### EXERCISE AIM:
Copy out each line of the entries where the word "Proxies" is present.

╭─ MATERIAL PROVIDED

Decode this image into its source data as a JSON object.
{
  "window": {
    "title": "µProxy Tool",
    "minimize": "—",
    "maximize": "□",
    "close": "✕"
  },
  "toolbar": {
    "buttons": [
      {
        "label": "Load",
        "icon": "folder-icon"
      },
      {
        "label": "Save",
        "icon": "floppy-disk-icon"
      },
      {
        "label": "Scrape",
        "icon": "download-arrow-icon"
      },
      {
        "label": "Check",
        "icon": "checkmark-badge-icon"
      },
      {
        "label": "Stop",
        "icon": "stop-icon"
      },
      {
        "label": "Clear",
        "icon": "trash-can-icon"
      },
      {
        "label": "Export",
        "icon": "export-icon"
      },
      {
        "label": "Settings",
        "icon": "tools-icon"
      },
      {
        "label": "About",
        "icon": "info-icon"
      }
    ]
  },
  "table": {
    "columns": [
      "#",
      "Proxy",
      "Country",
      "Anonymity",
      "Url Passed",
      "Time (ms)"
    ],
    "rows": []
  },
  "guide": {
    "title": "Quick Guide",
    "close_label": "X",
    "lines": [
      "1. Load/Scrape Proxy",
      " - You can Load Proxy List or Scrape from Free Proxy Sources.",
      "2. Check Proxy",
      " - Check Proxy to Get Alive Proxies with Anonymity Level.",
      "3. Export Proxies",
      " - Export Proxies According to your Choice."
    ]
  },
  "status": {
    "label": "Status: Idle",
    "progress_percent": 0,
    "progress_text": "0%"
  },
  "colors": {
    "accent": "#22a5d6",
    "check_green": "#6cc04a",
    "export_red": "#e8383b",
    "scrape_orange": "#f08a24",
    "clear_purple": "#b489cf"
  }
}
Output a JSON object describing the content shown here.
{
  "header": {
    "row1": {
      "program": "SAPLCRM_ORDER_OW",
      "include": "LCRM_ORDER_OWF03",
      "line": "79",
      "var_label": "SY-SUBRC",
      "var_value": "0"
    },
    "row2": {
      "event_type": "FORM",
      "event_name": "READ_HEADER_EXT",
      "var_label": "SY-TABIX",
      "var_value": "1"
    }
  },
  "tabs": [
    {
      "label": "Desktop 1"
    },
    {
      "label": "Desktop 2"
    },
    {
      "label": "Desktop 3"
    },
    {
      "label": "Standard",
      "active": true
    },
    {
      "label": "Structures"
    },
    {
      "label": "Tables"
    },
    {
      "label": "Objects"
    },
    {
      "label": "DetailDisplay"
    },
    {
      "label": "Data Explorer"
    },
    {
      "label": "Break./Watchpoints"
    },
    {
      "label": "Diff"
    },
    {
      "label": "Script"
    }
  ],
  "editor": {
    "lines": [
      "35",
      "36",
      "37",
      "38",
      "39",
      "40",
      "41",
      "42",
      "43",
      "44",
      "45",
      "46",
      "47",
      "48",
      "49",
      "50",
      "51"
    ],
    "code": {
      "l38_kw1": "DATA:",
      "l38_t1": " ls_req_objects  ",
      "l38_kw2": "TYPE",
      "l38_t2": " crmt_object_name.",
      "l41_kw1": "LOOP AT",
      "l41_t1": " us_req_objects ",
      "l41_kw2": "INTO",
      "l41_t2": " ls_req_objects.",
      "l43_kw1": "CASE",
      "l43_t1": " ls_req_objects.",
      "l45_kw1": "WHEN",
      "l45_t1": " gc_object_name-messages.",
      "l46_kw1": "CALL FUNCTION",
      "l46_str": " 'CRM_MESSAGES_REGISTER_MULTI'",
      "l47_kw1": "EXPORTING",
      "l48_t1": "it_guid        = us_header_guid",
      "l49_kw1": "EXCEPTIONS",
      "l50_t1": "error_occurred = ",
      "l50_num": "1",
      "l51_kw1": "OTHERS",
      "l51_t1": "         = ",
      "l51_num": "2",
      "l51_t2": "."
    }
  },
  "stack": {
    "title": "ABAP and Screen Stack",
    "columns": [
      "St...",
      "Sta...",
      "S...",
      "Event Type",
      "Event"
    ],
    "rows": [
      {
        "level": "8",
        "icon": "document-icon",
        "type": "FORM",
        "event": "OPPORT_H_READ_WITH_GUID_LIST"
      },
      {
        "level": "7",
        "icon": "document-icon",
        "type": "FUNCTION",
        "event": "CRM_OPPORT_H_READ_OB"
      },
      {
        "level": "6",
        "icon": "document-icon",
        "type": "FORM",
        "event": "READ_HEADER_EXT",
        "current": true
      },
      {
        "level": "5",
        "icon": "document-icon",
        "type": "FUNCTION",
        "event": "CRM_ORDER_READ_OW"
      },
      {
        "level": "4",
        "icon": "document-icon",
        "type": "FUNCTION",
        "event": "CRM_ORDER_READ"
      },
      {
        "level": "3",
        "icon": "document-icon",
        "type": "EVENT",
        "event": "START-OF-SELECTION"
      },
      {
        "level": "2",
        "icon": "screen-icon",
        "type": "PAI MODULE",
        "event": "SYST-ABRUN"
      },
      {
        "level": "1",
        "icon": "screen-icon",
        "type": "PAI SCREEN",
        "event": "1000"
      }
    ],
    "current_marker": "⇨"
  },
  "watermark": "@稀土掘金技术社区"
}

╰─

### RESULT FOR THIS EXERCISE:
      " - Check Proxy to Get Alive Proxies with Anonymity Level.",
      "3. Export Proxies",
      " - Export Proxies According to your Choice."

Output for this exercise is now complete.